Every year around this time, we are reminded of the nearly 3,000 people who were killed on Sept. 11, 2001. The deadliest terrorist attack on American soil in history, 9/11 saw 19 Islamic extremist militants linked to al-Qaeda hijack four planes. They used them as guided missiles. Loaded with thousands of gallons of jet fuel oil, the planes served as efficient killing weapons in the attacks. 

The images of those burned planes, broken buildings and scorched earth are seared into our collective memory — the horror, forever in place.

On that day, two planes flew directly into the twin towers of New York City’s World Trade Center, at roughly 8:45 a.m. A third plane flew into the Pentagon in Washington, D.C., and a fourth crashed in a Pennsylvania field after passengers fought the terrorists en route in hopes of preventing even more deadly destruction. 

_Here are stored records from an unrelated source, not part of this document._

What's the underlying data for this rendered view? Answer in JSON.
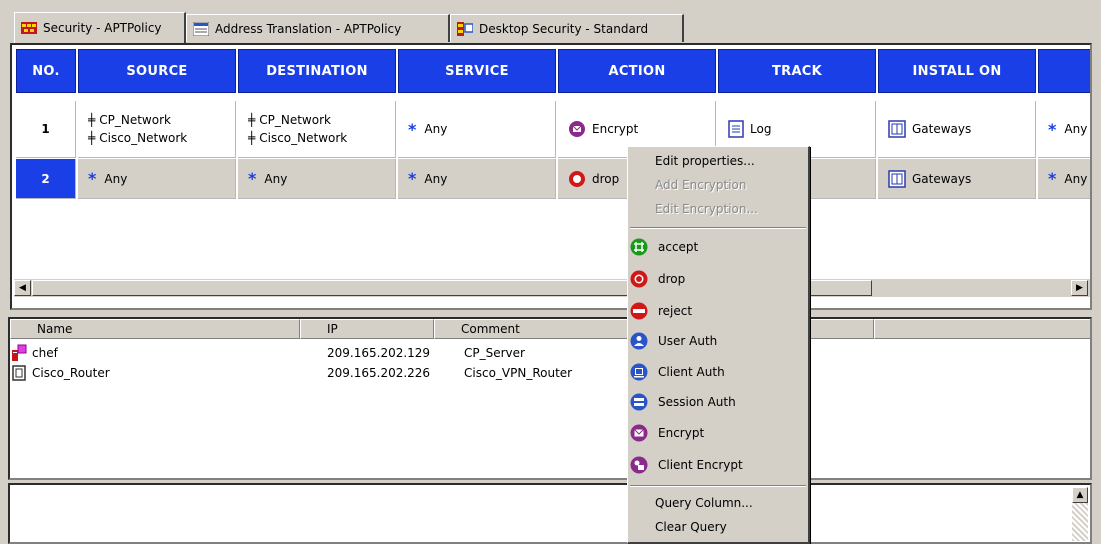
{
  "tabs": [
    {
      "label": "Security - APTPolicy",
      "active": true
    },
    {
      "label": "Address Translation - APTPolicy",
      "active": false
    },
    {
      "label": "Desktop Security - Standard",
      "active": false
    }
  ],
  "columns": [
    "NO.",
    "SOURCE",
    "DESTINATION",
    "SERVICE",
    "ACTION",
    "TRACK",
    "INSTALL ON"
  ],
  "rules": [
    {
      "no": "1",
      "source": [
        "CP_Network",
        "Cisco_Network"
      ],
      "destination": [
        "CP_Network",
        "Cisco_Network"
      ],
      "service": "Any",
      "action": "Encrypt",
      "track": "Log",
      "install_on": "Gateways",
      "extra": "Any"
    },
    {
      "no": "2",
      "source": "Any",
      "destination": "Any",
      "service": "Any",
      "action": "drop",
      "install_on": "Gateways",
      "extra": "Any"
    }
  ],
  "object_list": {
    "headers": [
      "Name",
      "IP",
      "Comment"
    ],
    "rows": [
      {
        "name": "chef",
        "ip": "209.165.202.129",
        "comment": "CP_Server"
      },
      {
        "name": "Cisco_Router",
        "ip": "209.165.202.226",
        "comment": "Cisco_VPN_Router"
      }
    ]
  },
  "context_menu": {
    "top_items": [
      {
        "label": "Edit properties...",
        "enabled": true
      },
      {
        "label": "Add Encryption",
        "enabled": false
      },
      {
        "label": "Edit Encryption...",
        "enabled": false
      }
    ],
    "actions": [
      {
        "label": "accept",
        "icon": "accept-icon",
        "color": "#1a9a1a"
      },
      {
        "label": "drop",
        "icon": "drop-icon",
        "color": "#d01818"
      },
      {
        "label": "reject",
        "icon": "reject-icon",
        "color": "#d01818"
      },
      {
        "label": "User Auth",
        "icon": "user-auth-icon",
        "color": "#2a55c8"
      },
      {
        "label": "Client Auth",
        "icon": "client-auth-icon",
        "color": "#2a55c8"
      },
      {
        "label": "Session Auth",
        "icon": "session-auth-icon",
        "color": "#2a55c8"
      },
      {
        "label": "Encrypt",
        "icon": "encrypt-icon",
        "color": "#8a2a8a"
      },
      {
        "label": "Client Encrypt",
        "icon": "client-encrypt-icon",
        "color": "#8a2a8a"
      }
    ],
    "bottom_items": [
      {
        "label": "Query Column..."
      },
      {
        "label": "Clear Query"
      }
    ]
  },
  "colors": {
    "header_blue": "#1b3fe6",
    "window_gray": "#d4d0c8"
  }
}
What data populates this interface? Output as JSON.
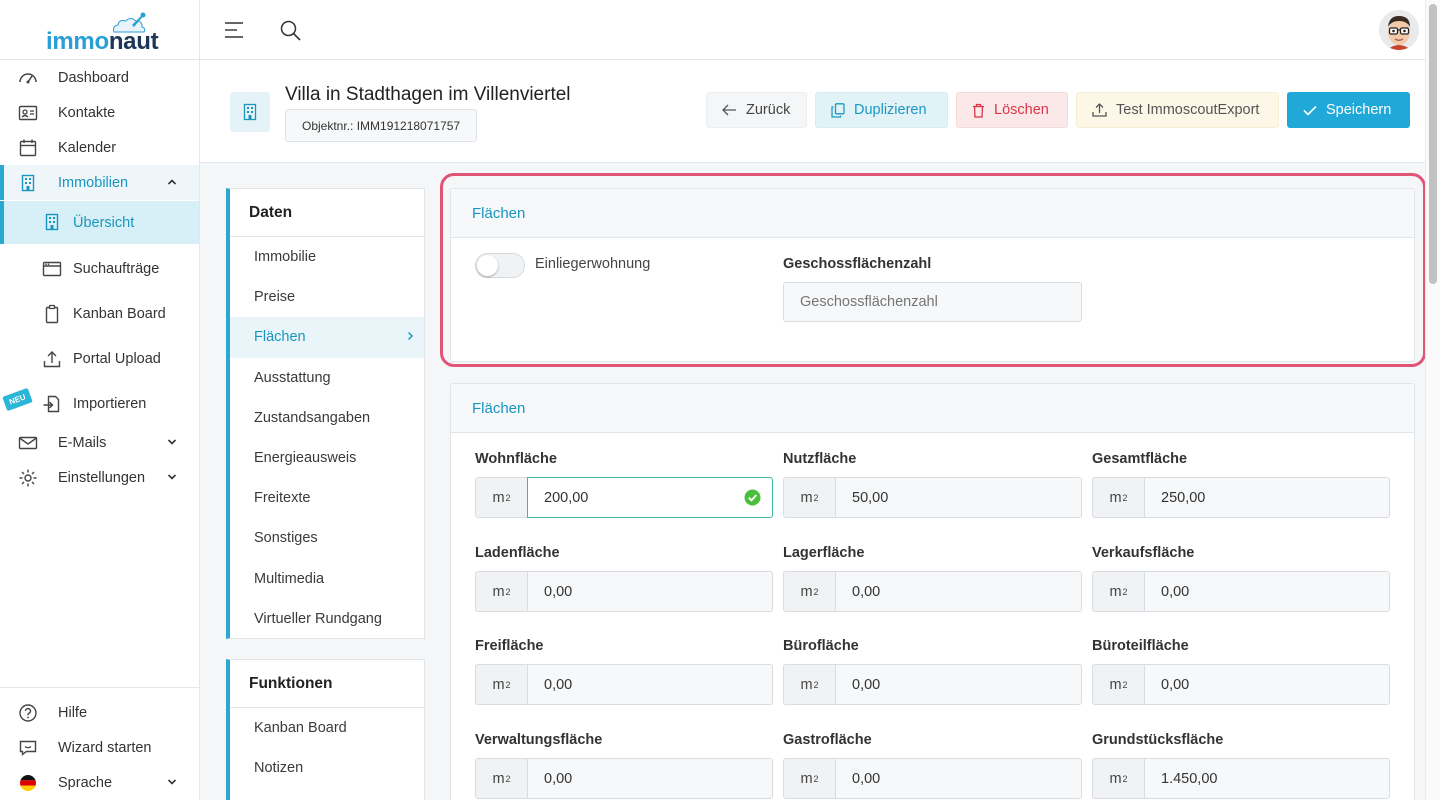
{
  "app": {
    "logo_part1": "immo",
    "logo_part2": "naut"
  },
  "sidebar": {
    "items": [
      {
        "label": "Dashboard",
        "icon": "dashboard-icon"
      },
      {
        "label": "Kontakte",
        "icon": "contacts-icon"
      },
      {
        "label": "Kalender",
        "icon": "calendar-icon"
      },
      {
        "label": "Immobilien",
        "icon": "building-icon"
      },
      {
        "label": "Übersicht",
        "icon": "building-icon"
      },
      {
        "label": "Suchaufträge",
        "icon": "browser-icon"
      },
      {
        "label": "Kanban Board",
        "icon": "clipboard-icon"
      },
      {
        "label": "Portal Upload",
        "icon": "upload-icon"
      },
      {
        "label": "Importieren",
        "icon": "import-icon"
      },
      {
        "label": "E-Mails",
        "icon": "mail-icon"
      },
      {
        "label": "Einstellungen",
        "icon": "gear-icon"
      }
    ],
    "neu_badge": "NEU",
    "bottom": [
      {
        "label": "Hilfe",
        "icon": "help-icon"
      },
      {
        "label": "Wizard starten",
        "icon": "chat-icon"
      },
      {
        "label": "Sprache",
        "icon": "german-flag-icon"
      }
    ]
  },
  "header": {
    "title": "Villa in Stadthagen im Villenviertel",
    "object_number": "Objektnr.: IMM191218071757",
    "buttons": {
      "back": "Zurück",
      "duplicate": "Duplizieren",
      "delete": "Löschen",
      "export": "Test ImmoscoutExport",
      "save": "Speichern"
    }
  },
  "menu": {
    "daten_title": "Daten",
    "daten_items": [
      "Immobilie",
      "Preise",
      "Flächen",
      "Ausstattung",
      "Zustandsangaben",
      "Energieausweis",
      "Freitexte",
      "Sonstiges",
      "Multimedia",
      "Virtueller Rundgang"
    ],
    "funktionen_title": "Funktionen",
    "funktionen_items": [
      "Kanban Board",
      "Notizen"
    ]
  },
  "card1": {
    "title": "Flächen",
    "toggle_label": "Einliegerwohnung",
    "gfz_label": "Geschossflächenzahl",
    "gfz_placeholder": "Geschossflächenzahl"
  },
  "card2": {
    "title": "Flächen",
    "unit": "m",
    "unit_exp": "2",
    "fields": [
      {
        "label": "Wohnfläche",
        "value": "200,00"
      },
      {
        "label": "Nutzfläche",
        "value": "50,00"
      },
      {
        "label": "Gesamtfläche",
        "value": "250,00"
      },
      {
        "label": "Ladenfläche",
        "value": "0,00"
      },
      {
        "label": "Lagerfläche",
        "value": "0,00"
      },
      {
        "label": "Verkaufsfläche",
        "value": "0,00"
      },
      {
        "label": "Freifläche",
        "value": "0,00"
      },
      {
        "label": "Bürofläche",
        "value": "0,00"
      },
      {
        "label": "Büroteilfläche",
        "value": "0,00"
      },
      {
        "label": "Verwaltungsfläche",
        "value": "0,00"
      },
      {
        "label": "Gastrofläche",
        "value": "0,00"
      },
      {
        "label": "Grundstücksfläche",
        "value": "1.450,00"
      }
    ]
  },
  "colors": {
    "accent": "#20a8d8",
    "highlight": "#e05576",
    "danger": "#dc3545"
  }
}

For those who began their day that morning oblivious to the tragedy about to unfold, it was a day like any other. Many people still remember the clear, sunny morning — bright and blue — before trying to register the sight of the towers taking a direct hit, not once, but twice. The images were shown across television screens to a horrified public. It was surreal — the information, difficult to process.

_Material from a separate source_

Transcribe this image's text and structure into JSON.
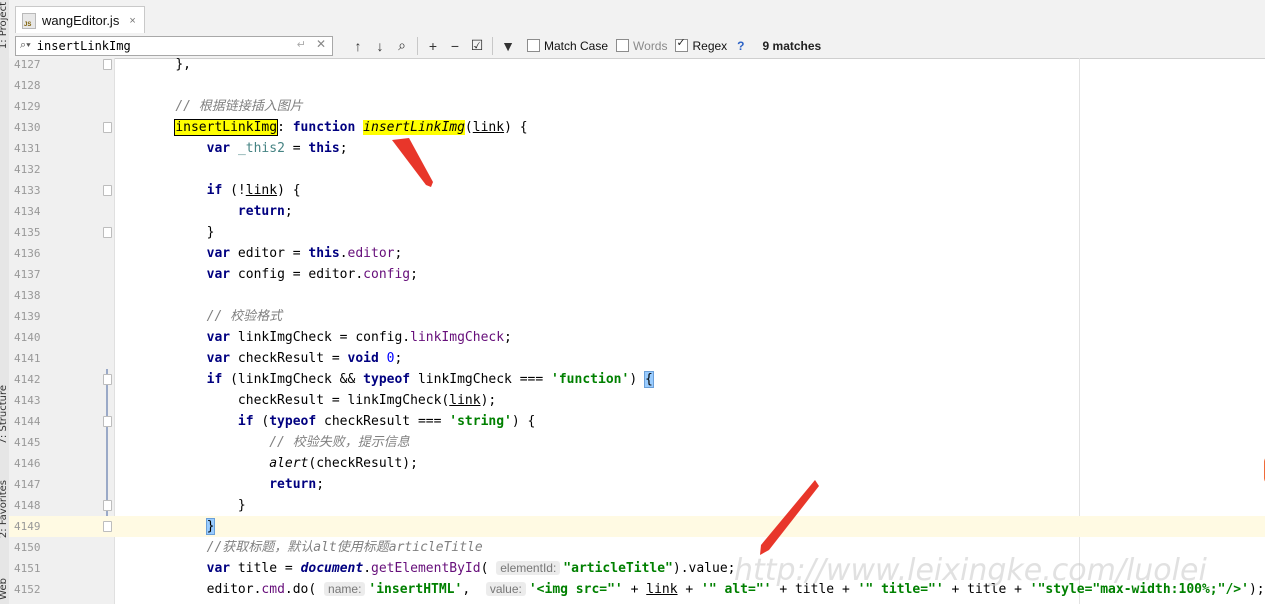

Now, though, 17 years later, we know all too well that the events of that day were indeed real. We know of how they have affected our world and shaped our lives. We know that terrorism is a real and present danger, not just outside of the United States but on American soil as well. We know that our sense of security, our sense of wellbeing, our sense of control is shaky at best.

We also know that tens of thousands of Americans have enlisted in the Armed Forces since 9/11 to protect and defend our country. Some have enrolled in law enforcement, to help serve the public right here in the U.S. Still others have given their time and energy to serve the general population in myriad capacities — as EMTs, as firefighters, as community volunteers. 

Though one of the darkest days in history, Sept. 11 has brought out the best of us. The terrorist attacks resulted in this country uniting. We have a renewed sense of camaraderie — of collaboration — and of everyday citizens willing to shed blood, sweat and tears to help their fellow man.

The anniversary of Sept. 11 is known as Patriot Day (not to be confused with Patriots’ Day). It’s a day to think of the 2,977 people killed, and a day to remember just how special it is to live in the U.S., to be Americans, to fight for democracy and justice.

Today, politics has gotten ugly. Democrats and Republicans would rather battle it out than work together. Our president would rather Twitter his way out of a tight spot than address criticism that might be real and just. Civil discourse seems to have gone right out the window. Yet we must work together.

We have precious rights as Americans, freedoms for which others around the world are still fighting. We should do our best every day to continue to protect those liberties, to pay tribute to them. 

Take heart that, as Americans, we are working to make this planet a better place. Recognize that the rights so many have died for are fragile — not to be abused or misused. Most of all, we must all make sure that we behave in a way that honors our country and those who have made the ultimate sacrifice to protect it. Let’s be proud patriots — and not just on 9/11.